I pulled many cans from those chutes that my mother did not want or need just to watch those cans roll down the chute. In the absence of cell phones, we had to find ways to amuse ourselves.

It was a far better time.

My brother and I would collect the frost from the open freezer cases at the back of the store and create snowballs that we would throw at each other, seriously jeopardizing our chances of receiving a gingerbread man at the end of the outing.

Gumball machines were placed beside the exit, filled with gumballs and many other small, useless prizes. For a nickel, dime, or quarter, we could leave the store with a prize that we would likely forget about by the time we arrived home. We were sadly never allowed to buy gumballs from the gumball machines. My mother did not think children should be chewing gum.

To this day, gum has no appeal to me.

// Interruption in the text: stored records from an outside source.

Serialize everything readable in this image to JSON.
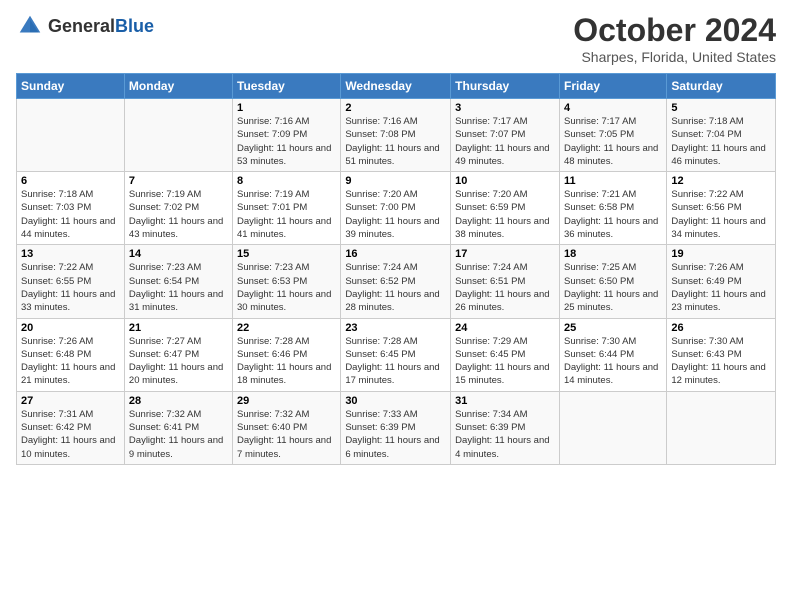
{
  "header": {
    "logo_general": "General",
    "logo_blue": "Blue",
    "month_title": "October 2024",
    "location": "Sharpes, Florida, United States"
  },
  "weekdays": [
    "Sunday",
    "Monday",
    "Tuesday",
    "Wednesday",
    "Thursday",
    "Friday",
    "Saturday"
  ],
  "weeks": [
    [
      {
        "day": "",
        "sunrise": "",
        "sunset": "",
        "daylight": ""
      },
      {
        "day": "",
        "sunrise": "",
        "sunset": "",
        "daylight": ""
      },
      {
        "day": "1",
        "sunrise": "Sunrise: 7:16 AM",
        "sunset": "Sunset: 7:09 PM",
        "daylight": "Daylight: 11 hours and 53 minutes."
      },
      {
        "day": "2",
        "sunrise": "Sunrise: 7:16 AM",
        "sunset": "Sunset: 7:08 PM",
        "daylight": "Daylight: 11 hours and 51 minutes."
      },
      {
        "day": "3",
        "sunrise": "Sunrise: 7:17 AM",
        "sunset": "Sunset: 7:07 PM",
        "daylight": "Daylight: 11 hours and 49 minutes."
      },
      {
        "day": "4",
        "sunrise": "Sunrise: 7:17 AM",
        "sunset": "Sunset: 7:05 PM",
        "daylight": "Daylight: 11 hours and 48 minutes."
      },
      {
        "day": "5",
        "sunrise": "Sunrise: 7:18 AM",
        "sunset": "Sunset: 7:04 PM",
        "daylight": "Daylight: 11 hours and 46 minutes."
      }
    ],
    [
      {
        "day": "6",
        "sunrise": "Sunrise: 7:18 AM",
        "sunset": "Sunset: 7:03 PM",
        "daylight": "Daylight: 11 hours and 44 minutes."
      },
      {
        "day": "7",
        "sunrise": "Sunrise: 7:19 AM",
        "sunset": "Sunset: 7:02 PM",
        "daylight": "Daylight: 11 hours and 43 minutes."
      },
      {
        "day": "8",
        "sunrise": "Sunrise: 7:19 AM",
        "sunset": "Sunset: 7:01 PM",
        "daylight": "Daylight: 11 hours and 41 minutes."
      },
      {
        "day": "9",
        "sunrise": "Sunrise: 7:20 AM",
        "sunset": "Sunset: 7:00 PM",
        "daylight": "Daylight: 11 hours and 39 minutes."
      },
      {
        "day": "10",
        "sunrise": "Sunrise: 7:20 AM",
        "sunset": "Sunset: 6:59 PM",
        "daylight": "Daylight: 11 hours and 38 minutes."
      },
      {
        "day": "11",
        "sunrise": "Sunrise: 7:21 AM",
        "sunset": "Sunset: 6:58 PM",
        "daylight": "Daylight: 11 hours and 36 minutes."
      },
      {
        "day": "12",
        "sunrise": "Sunrise: 7:22 AM",
        "sunset": "Sunset: 6:56 PM",
        "daylight": "Daylight: 11 hours and 34 minutes."
      }
    ],
    [
      {
        "day": "13",
        "sunrise": "Sunrise: 7:22 AM",
        "sunset": "Sunset: 6:55 PM",
        "daylight": "Daylight: 11 hours and 33 minutes."
      },
      {
        "day": "14",
        "sunrise": "Sunrise: 7:23 AM",
        "sunset": "Sunset: 6:54 PM",
        "daylight": "Daylight: 11 hours and 31 minutes."
      },
      {
        "day": "15",
        "sunrise": "Sunrise: 7:23 AM",
        "sunset": "Sunset: 6:53 PM",
        "daylight": "Daylight: 11 hours and 30 minutes."
      },
      {
        "day": "16",
        "sunrise": "Sunrise: 7:24 AM",
        "sunset": "Sunset: 6:52 PM",
        "daylight": "Daylight: 11 hours and 28 minutes."
      },
      {
        "day": "17",
        "sunrise": "Sunrise: 7:24 AM",
        "sunset": "Sunset: 6:51 PM",
        "daylight": "Daylight: 11 hours and 26 minutes."
      },
      {
        "day": "18",
        "sunrise": "Sunrise: 7:25 AM",
        "sunset": "Sunset: 6:50 PM",
        "daylight": "Daylight: 11 hours and 25 minutes."
      },
      {
        "day": "19",
        "sunrise": "Sunrise: 7:26 AM",
        "sunset": "Sunset: 6:49 PM",
        "daylight": "Daylight: 11 hours and 23 minutes."
      }
    ],
    [
      {
        "day": "20",
        "sunrise": "Sunrise: 7:26 AM",
        "sunset": "Sunset: 6:48 PM",
        "daylight": "Daylight: 11 hours and 21 minutes."
      },
      {
        "day": "21",
        "sunrise": "Sunrise: 7:27 AM",
        "sunset": "Sunset: 6:47 PM",
        "daylight": "Daylight: 11 hours and 20 minutes."
      },
      {
        "day": "22",
        "sunrise": "Sunrise: 7:28 AM",
        "sunset": "Sunset: 6:46 PM",
        "daylight": "Daylight: 11 hours and 18 minutes."
      },
      {
        "day": "23",
        "sunrise": "Sunrise: 7:28 AM",
        "sunset": "Sunset: 6:45 PM",
        "daylight": "Daylight: 11 hours and 17 minutes."
      },
      {
        "day": "24",
        "sunrise": "Sunrise: 7:29 AM",
        "sunset": "Sunset: 6:45 PM",
        "daylight": "Daylight: 11 hours and 15 minutes."
      },
      {
        "day": "25",
        "sunrise": "Sunrise: 7:30 AM",
        "sunset": "Sunset: 6:44 PM",
        "daylight": "Daylight: 11 hours and 14 minutes."
      },
      {
        "day": "26",
        "sunrise": "Sunrise: 7:30 AM",
        "sunset": "Sunset: 6:43 PM",
        "daylight": "Daylight: 11 hours and 12 minutes."
      }
    ],
    [
      {
        "day": "27",
        "sunrise": "Sunrise: 7:31 AM",
        "sunset": "Sunset: 6:42 PM",
        "daylight": "Daylight: 11 hours and 10 minutes."
      },
      {
        "day": "28",
        "sunrise": "Sunrise: 7:32 AM",
        "sunset": "Sunset: 6:41 PM",
        "daylight": "Daylight: 11 hours and 9 minutes."
      },
      {
        "day": "29",
        "sunrise": "Sunrise: 7:32 AM",
        "sunset": "Sunset: 6:40 PM",
        "daylight": "Daylight: 11 hours and 7 minutes."
      },
      {
        "day": "30",
        "sunrise": "Sunrise: 7:33 AM",
        "sunset": "Sunset: 6:39 PM",
        "daylight": "Daylight: 11 hours and 6 minutes."
      },
      {
        "day": "31",
        "sunrise": "Sunrise: 7:34 AM",
        "sunset": "Sunset: 6:39 PM",
        "daylight": "Daylight: 11 hours and 4 minutes."
      },
      {
        "day": "",
        "sunrise": "",
        "sunset": "",
        "daylight": ""
      },
      {
        "day": "",
        "sunrise": "",
        "sunset": "",
        "daylight": ""
      }
    ]
  ]
}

S&H green stamps were given to customers based upon the amount spent on groceries. Those stamps were then be “licked and sticked” into a S&H saver book. Fill enough saver books, and you could trade them in for merchandise.

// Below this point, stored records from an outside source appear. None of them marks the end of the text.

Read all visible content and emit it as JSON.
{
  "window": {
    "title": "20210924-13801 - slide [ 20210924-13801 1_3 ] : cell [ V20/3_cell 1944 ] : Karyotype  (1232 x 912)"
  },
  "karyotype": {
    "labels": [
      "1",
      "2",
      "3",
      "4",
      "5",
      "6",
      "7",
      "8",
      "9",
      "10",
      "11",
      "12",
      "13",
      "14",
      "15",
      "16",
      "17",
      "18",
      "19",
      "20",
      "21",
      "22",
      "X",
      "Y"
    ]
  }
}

The kids did the licking and sticking. Our mother chose the merchandise. I have no idea how the S&H company earned a profit.

The brown paper bags that were used to pack our food were known in our home as “Almacs bags.” To this day, I still think of the brown, paper bags that I receive from grocery stores as Almacs bags.

My parents bought our set of Funk and Wagnalls encyclopedias at Almacs, letters A-J only before money got tight and encyclopedias stopped being important. I read those encyclopedias cover to cover more than once.

Almacs would stop selling eggs to teenagers one week before Halloween, a fact that I discovered only after trying to purchase eggs on October 30 for nefarious reasons.

The Fotomat stood in the middle of the parking lot, usually manned by a teenager who collected film for processing. Over the course of my childhood, my mother forgot to pick up dozens of processed rolls of film from that Fotomat, thus leaving our childhood memories in the hands of a stranger, who probably threw them away after a month.

To the left of the Almacs was a restaurant called Stewey’s Diner, where we would very, very occasionally eat when I was little. When we did, my parents would sit at one table and seat the children at another. This struck me as clever on my parent’s part at the time, but I can’t imagine not sitting with my own children today.

Even at their worst, I enjoy spending time with them.

To the left of the Stewey’s Diner was the bank. After grocery shopping, my mother would stop in the bank and deposit money into the Christmas club account, a bizarre means of saving for Christmas by giving the bank $5 each week so that at the end of the year, you’d have saved $250 for Christmas presents.

Why adults in the 1970’s and 1980’s didn’t just deposit this money in an interest-bearing saving account is beyond me.

Why the need for a special Christmas account?

Also, interest rates were as high as 15% on savings accounts in the 1970’s and 1980’s, making saving this way a legitimate return on investment.

When I was a teenager, I took my girlfriend, Laura, on a date to Almacs. We took a carriage up and down the aisles, filling it with oddities while I cracked jokes about cereal brands, frozen dinners, and stewed prunes. We played catch with an orange in produce. We rolled canned goods down the aisles like bowling balls. We shook up cans of soda and left them on the shelf for unsuspecting customers. We tore open a package of hot dogs, and I taught Laura the joy of eating an uncooked, precooked hot dog.

I wrote “MD + LM” in the frost of a freezer case’s glass door.

Once we had filled our carriage with groceries, we abandoned it in the bakery department alongside those gingerbread men, purchasing only a bottle of grape soda and a can of vanilla icing. We ate that icing with a shared spoon while sitting on the hood of my car in the parking lot, and we washed it down with grape soda.

Laura was skeptical of the idea at first, but she later admitted that it was one of our best dates.

I’m at my best when I have lots of material to work with, and it turns out that the grocery store is filled with a multitude of material. Sources of humor, stories, malfeasance, and amusement.

It’s incredible how a couple of photographs can suddenly transport you back in time and bring back so many memories.